═══ Supplied material ═══

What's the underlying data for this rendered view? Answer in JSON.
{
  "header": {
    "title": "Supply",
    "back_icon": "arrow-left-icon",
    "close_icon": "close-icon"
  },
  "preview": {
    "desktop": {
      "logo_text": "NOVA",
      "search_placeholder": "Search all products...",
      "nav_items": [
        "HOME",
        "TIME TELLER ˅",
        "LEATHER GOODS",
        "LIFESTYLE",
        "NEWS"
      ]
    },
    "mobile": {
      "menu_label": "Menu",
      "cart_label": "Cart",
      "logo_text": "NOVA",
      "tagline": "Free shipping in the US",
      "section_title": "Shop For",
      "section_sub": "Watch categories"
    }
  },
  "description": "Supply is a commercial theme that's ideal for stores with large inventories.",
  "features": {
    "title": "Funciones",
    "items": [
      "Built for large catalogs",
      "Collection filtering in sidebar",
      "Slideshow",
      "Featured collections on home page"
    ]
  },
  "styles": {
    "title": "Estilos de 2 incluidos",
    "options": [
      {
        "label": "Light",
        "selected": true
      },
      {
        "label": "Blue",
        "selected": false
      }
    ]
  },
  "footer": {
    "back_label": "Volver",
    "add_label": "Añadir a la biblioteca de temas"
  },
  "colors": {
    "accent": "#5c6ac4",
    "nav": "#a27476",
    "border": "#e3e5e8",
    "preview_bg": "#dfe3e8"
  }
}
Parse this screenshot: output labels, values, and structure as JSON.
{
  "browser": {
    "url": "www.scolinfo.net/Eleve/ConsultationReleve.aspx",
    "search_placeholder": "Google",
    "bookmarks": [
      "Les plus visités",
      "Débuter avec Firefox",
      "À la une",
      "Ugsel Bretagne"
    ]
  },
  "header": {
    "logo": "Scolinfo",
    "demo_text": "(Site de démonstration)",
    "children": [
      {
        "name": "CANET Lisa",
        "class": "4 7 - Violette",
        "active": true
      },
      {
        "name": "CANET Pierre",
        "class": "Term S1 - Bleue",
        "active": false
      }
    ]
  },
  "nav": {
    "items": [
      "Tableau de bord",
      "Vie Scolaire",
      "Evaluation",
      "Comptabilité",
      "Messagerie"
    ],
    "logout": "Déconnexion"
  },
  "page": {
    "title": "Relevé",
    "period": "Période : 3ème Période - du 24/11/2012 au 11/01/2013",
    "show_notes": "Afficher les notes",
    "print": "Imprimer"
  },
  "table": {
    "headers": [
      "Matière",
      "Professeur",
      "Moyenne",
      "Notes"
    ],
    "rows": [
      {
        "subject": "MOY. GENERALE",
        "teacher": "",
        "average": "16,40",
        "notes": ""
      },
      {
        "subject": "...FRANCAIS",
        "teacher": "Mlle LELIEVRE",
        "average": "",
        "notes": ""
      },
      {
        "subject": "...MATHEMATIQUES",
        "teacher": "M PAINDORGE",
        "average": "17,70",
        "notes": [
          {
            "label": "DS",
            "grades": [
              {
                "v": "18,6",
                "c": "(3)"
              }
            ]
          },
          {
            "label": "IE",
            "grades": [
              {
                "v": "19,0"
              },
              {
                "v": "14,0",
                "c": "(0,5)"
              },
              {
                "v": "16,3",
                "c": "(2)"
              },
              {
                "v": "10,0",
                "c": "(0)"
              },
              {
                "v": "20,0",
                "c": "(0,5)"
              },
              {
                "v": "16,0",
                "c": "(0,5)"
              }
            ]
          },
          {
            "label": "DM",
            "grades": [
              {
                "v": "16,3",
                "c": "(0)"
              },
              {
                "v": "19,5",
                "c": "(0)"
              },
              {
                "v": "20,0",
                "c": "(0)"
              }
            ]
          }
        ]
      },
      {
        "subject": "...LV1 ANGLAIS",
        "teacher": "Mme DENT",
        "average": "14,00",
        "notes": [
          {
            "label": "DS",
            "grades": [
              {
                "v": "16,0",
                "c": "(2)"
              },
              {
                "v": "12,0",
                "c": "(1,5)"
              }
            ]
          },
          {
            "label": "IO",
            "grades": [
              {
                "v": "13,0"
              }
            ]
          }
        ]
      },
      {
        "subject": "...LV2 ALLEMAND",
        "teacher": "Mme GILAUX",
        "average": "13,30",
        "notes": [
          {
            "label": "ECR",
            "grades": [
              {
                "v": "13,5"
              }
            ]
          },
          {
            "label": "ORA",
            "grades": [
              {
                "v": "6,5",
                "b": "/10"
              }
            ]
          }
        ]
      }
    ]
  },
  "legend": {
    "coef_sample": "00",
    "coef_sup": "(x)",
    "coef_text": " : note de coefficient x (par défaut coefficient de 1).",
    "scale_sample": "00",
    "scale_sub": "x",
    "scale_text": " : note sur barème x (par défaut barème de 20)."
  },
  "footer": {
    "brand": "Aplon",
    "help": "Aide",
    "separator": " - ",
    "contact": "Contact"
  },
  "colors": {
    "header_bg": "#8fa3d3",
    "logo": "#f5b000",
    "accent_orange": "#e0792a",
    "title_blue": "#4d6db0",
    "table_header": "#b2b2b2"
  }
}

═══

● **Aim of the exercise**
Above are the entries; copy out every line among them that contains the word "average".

● **Answer space**
        "average": "16,40",
        "average": "",
        "average": "17,70",
        "average": "14,00",
        "average": "13,30",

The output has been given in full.